The City appealed the decision to the Supreme Court of Canada.
Supreme Court of Canada Discusses the Blackmore Rule
The court began by noting that there exists no special rule of contractual interpretation that applies only to releases. It stated that a release is a contract, and the general principles of contractual interpretation apply.
It further held that the Blackmore Rule, first established in 1870, has since been overtaken by the general principles of contract law, which directs courts to read the contract (or release) as a whole, giving the words used their ordinary and grammatical meaning consistent with the surrounding circumstances known to the parties at the time of formation of the contract.
As such, the court directed that the Blackmore Rule should no longer be referred to, as its function has been subsumed entirely by modern rules of contractual interpretation.
Supreme Court of Canada Rules in Favour of City
The court therefore applied modern contractual interpretation rules to the parties’ release and ultimately ruled in favour of the City, stating:
“To conclude, there is no reviewable error in the application judge’s conclusion that the release includes [the driver]’s third party claim. The claim comes within the plain meaning of the words of the release, the surrounding circumstances confirm that the parties had objective knowledge of all the facts underlying [the driver]’s third party claim when they executed the release, and …the parties limited the scope of the release to claims arising out of a particular event.”
As a result, the court allowed the appeal and the driver was barred from pursuing her third party claim.
In the event of serious injury following a car crash, retaining a lawyer can help you to get the long-term support you need from your insurance company and the compensation that ought to be paid by the parties at fault for your accident.
At Campbell Litigation, we investigate your claims arising from a car accident, and we seek the compensation you need to recover from your injuries. In the event you have sustained a catastrophic physical impairment or any permanent, serious impairment of any important physical, psychological or mental function, we will help obtain your insurance benefits and fair compensation from those at fault for the motor vehicle accident. We are experienced in handling cases for the most severely injured. We understand the challenges and worries faced on a day-to-day basis by those dealing with newfound hardships.

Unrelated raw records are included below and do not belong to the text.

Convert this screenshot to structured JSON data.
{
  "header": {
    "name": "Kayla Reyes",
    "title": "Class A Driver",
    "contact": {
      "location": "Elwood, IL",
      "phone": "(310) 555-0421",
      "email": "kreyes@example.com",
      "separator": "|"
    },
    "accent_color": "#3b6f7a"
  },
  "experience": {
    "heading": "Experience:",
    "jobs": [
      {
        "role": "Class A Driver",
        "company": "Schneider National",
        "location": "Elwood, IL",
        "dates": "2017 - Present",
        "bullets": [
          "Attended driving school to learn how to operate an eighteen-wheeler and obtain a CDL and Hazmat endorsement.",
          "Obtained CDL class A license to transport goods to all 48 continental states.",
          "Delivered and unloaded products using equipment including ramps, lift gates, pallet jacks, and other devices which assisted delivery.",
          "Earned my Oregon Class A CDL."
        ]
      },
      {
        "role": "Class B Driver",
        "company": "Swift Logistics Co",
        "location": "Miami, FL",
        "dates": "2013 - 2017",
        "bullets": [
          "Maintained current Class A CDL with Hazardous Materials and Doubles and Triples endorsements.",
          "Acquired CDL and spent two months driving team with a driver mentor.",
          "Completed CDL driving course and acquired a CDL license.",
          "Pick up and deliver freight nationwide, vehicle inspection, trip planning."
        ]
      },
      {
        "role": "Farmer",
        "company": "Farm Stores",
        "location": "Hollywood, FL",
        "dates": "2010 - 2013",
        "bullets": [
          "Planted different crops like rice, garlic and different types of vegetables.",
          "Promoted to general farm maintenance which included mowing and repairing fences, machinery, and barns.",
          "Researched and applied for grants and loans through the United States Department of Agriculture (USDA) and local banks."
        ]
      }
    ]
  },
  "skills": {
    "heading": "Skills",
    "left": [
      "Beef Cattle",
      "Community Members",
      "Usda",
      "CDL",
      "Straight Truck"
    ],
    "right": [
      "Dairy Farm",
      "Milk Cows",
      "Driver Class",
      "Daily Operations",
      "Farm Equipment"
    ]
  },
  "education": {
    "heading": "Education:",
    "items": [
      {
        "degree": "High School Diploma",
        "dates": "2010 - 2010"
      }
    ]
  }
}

Legal advice can help you make sure you have what you need following a car accident. To speak with the Waterloo car accidents lawyers at our firm, call us at 519-886-1204 or contact us online. We offer prospective accident clients a free initial consultation.